Commemoration of All the Faithful Departed

Saint of the Day for November 2

Statue de Saint Odilon. Basilique Saint-Urbain de Troyes (10). Statue of Saint Odilon of Troyes – Basilica

The Story of the Commemoration of All the Faithful Departed

The theological underpinning of the feast is the acknowledgment of human frailty. Since few people achieve perfection in this life but, rather, go to the grave still scarred with traces of sinfulness, some period of purification seems necessary before a soul comes face-to-face with God. The Council of Trent affirmed this purgatory state and insisted that the prayers of the living can speed the process of purification. 1

Source: Commemoration of All the Faithful Departed – Franciscan Media

Decree on Purgatory – Council of Trent – Crossroads Initiative

The Council of Trent here affirms the existence of purgatory and the great value of praying for the deceased.  Yet at the same time it sternly instructs that preachers not distract, confuse, and mislead the faithful with unnecessary speculations concerning the nature and duration of purgatorial punishments.  From the fifth session, 1563.

The Catholic Church, instructed by the Holy Spirit and in accordance with sacred Scripture and the ancient Tradition of the Fathers, has taught in the holy Councils and most recently in this ecumenical Council that there is a purgatory and that the souls detained there are helped by the acts of intercession (suffragia) of the faithful, and especially by the acceptable sacrifice of the altar.

Therefore this holy Council commands the bishops to strive diligently that the sound doctrine of purgatory, handed down by the Holy Fathers and the sacred Councils, be believed by the faithful and that it be adhered to, taught and preached everywhere.

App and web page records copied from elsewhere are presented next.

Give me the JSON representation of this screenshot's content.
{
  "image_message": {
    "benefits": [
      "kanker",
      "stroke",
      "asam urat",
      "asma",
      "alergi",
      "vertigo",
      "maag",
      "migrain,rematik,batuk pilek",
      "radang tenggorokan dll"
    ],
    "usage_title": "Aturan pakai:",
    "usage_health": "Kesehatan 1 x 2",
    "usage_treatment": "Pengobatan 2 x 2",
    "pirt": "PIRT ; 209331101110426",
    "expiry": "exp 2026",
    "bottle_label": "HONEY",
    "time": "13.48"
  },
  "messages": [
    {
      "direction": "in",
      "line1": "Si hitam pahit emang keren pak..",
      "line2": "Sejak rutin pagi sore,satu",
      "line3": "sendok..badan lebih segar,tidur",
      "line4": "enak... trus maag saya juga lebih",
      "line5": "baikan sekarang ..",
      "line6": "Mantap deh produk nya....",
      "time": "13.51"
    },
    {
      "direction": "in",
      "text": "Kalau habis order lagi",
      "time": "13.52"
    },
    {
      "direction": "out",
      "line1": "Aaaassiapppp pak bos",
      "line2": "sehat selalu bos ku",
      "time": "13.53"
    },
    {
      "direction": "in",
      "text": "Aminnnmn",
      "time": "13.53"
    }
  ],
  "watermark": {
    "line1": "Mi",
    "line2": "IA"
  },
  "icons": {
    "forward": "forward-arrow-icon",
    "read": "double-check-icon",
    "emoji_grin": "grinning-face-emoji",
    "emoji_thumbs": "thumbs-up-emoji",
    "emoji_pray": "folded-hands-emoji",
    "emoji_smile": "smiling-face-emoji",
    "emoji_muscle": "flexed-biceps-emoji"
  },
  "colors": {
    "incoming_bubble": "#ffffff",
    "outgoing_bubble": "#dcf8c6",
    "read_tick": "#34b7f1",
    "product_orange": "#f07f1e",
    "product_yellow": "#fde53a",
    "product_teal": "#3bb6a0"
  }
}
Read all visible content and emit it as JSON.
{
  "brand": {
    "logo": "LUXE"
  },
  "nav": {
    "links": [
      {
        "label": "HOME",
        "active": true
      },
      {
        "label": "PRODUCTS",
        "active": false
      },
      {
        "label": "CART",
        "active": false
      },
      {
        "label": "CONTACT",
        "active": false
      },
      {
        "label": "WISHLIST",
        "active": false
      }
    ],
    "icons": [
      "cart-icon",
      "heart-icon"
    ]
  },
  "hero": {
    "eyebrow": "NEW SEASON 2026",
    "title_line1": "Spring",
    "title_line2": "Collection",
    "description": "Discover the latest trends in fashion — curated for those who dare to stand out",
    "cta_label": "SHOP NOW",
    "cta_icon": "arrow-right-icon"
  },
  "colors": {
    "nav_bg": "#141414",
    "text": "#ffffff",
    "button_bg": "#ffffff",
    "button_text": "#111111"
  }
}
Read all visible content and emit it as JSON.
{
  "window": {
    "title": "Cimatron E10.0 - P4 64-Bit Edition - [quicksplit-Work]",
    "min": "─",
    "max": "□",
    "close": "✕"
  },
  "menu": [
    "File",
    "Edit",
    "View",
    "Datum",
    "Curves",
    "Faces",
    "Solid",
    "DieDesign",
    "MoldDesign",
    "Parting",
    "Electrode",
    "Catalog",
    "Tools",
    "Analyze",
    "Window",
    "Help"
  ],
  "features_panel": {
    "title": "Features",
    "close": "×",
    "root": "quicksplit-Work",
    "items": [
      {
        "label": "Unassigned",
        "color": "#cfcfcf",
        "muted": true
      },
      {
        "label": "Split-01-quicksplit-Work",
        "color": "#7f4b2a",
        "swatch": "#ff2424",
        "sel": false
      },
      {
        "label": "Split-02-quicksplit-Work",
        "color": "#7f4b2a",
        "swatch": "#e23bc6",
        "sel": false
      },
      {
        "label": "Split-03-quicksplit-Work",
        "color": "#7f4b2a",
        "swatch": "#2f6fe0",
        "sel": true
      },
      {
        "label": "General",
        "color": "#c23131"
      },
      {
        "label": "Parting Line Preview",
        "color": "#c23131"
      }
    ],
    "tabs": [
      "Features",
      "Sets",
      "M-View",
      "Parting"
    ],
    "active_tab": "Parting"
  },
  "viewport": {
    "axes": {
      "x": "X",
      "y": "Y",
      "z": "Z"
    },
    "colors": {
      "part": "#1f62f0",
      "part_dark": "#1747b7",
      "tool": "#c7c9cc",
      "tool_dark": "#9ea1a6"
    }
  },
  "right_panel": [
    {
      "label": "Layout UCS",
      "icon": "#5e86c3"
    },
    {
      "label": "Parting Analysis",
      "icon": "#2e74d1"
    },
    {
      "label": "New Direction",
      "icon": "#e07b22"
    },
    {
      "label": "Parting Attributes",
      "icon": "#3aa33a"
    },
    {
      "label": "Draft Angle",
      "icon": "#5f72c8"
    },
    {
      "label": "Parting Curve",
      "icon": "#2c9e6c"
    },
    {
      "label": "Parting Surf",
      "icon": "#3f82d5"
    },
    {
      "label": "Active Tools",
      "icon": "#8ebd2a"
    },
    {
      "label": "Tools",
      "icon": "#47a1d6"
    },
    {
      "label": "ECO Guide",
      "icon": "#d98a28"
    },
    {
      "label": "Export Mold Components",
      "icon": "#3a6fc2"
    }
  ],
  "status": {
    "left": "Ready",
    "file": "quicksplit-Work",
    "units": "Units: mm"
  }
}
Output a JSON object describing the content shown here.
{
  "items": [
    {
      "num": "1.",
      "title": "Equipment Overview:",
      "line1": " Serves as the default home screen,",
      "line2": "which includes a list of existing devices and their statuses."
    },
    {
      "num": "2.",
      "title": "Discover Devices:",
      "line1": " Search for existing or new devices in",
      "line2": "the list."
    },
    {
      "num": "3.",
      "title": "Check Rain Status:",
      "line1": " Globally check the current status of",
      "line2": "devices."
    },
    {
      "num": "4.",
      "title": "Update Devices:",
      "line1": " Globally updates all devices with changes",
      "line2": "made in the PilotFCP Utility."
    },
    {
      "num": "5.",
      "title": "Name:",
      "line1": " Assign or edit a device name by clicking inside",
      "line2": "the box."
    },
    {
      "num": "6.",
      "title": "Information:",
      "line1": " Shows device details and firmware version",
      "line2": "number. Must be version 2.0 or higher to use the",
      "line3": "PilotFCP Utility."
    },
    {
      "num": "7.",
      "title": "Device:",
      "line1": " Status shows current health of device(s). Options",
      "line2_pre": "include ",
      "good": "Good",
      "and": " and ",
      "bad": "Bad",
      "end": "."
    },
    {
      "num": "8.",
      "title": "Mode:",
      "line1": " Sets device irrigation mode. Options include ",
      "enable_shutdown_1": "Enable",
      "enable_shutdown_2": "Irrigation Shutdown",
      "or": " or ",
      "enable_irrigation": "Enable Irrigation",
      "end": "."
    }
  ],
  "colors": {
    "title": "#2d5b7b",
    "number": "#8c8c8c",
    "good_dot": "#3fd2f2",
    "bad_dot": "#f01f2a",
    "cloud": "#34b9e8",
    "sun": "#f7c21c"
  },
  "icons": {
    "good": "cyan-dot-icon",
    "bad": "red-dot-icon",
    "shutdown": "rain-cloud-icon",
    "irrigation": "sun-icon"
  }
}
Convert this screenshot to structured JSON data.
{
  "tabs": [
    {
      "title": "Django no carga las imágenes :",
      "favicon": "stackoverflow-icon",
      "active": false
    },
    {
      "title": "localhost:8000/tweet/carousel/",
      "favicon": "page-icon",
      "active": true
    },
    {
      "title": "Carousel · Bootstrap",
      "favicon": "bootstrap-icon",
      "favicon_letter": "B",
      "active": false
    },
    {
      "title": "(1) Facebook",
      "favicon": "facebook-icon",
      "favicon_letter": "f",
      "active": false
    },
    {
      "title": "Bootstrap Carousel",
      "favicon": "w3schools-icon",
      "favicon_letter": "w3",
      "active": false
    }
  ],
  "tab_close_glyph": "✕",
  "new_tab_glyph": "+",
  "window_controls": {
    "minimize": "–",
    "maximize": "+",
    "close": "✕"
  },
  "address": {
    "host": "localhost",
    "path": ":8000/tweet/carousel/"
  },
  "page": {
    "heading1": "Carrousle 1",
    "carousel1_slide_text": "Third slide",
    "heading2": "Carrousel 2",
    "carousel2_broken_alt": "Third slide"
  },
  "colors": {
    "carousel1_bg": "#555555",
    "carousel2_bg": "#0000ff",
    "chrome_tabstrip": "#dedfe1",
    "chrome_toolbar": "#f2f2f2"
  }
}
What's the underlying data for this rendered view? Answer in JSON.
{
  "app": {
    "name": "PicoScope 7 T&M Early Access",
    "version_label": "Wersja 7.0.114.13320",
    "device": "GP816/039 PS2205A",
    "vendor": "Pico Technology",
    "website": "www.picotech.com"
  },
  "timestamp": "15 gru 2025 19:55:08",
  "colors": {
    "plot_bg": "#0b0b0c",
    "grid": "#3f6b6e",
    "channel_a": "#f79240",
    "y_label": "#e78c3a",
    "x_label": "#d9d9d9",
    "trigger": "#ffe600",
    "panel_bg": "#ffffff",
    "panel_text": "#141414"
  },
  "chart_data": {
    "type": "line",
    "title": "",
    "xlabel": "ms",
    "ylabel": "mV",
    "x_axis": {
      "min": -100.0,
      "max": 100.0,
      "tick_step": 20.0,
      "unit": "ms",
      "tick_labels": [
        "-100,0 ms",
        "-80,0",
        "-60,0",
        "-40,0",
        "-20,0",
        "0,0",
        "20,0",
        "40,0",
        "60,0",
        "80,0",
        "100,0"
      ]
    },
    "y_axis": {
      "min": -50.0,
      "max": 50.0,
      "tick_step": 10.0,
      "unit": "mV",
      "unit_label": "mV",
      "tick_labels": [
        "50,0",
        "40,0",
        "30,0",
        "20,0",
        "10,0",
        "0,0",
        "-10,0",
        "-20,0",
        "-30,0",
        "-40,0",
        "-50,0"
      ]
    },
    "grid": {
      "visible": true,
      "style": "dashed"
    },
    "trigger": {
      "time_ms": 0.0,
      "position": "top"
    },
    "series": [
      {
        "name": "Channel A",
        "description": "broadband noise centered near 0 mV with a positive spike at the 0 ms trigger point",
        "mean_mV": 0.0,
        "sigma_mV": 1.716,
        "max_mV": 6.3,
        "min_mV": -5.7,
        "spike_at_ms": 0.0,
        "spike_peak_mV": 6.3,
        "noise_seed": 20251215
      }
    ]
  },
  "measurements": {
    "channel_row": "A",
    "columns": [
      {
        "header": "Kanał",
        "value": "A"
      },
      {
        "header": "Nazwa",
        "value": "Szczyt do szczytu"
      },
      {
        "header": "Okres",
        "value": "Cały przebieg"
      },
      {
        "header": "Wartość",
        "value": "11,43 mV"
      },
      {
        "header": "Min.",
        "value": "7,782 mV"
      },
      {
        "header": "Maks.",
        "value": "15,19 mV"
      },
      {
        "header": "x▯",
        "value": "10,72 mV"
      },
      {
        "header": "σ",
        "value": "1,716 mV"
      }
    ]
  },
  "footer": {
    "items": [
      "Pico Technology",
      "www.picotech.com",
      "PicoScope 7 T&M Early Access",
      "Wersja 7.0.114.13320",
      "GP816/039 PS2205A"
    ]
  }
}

But let the more difficult and subtle questions which do not make for edification and, for the most part, are not conducive to an increase of piety (cf. I Tim. 1:4), be excluded from the popular sermons to uneducated people. Likewise they should not permit opinions that are doubtful and tainted with error to be spread and exposed. As for those things that belong to the realm of curiosity or superstition, or smack of dishonorable gain, they should forbid them as scandalous and injurious to the faithful.

Related Canon 30 from the Council of Trent’s Decree on Justification (Sixth Sesssion, 1547)

30. If anyone says that after the grace of justification has been received the guilt is so remitted and the debt of eternal punishment so blotted out for any repentant sinner, that no debt of temporal punishment remains to be paid, either in this world or in the other, in purgatory, before access can be opened to the kingdom of heaven, anathema sit [“let him be anathema” or excommunicated].

A modern translation of the Decree on Purgatory by the Council of Trent, 25th session, 1563.


Whether or not one should pray for the dead is one of the great arguments which divide Christians. Appalled by the abuse of indulgences in the Church of his day, Martin Luther rejected the concept of purgatory. Yet prayer for a loved one is, for the believer, a way of erasing any distance, even death. In prayer we stand in God’s presence in the company of someone we love, even if that person has gone before us into death. 1

Source: Commemoration of All the Faithful Departed – Franciscan Media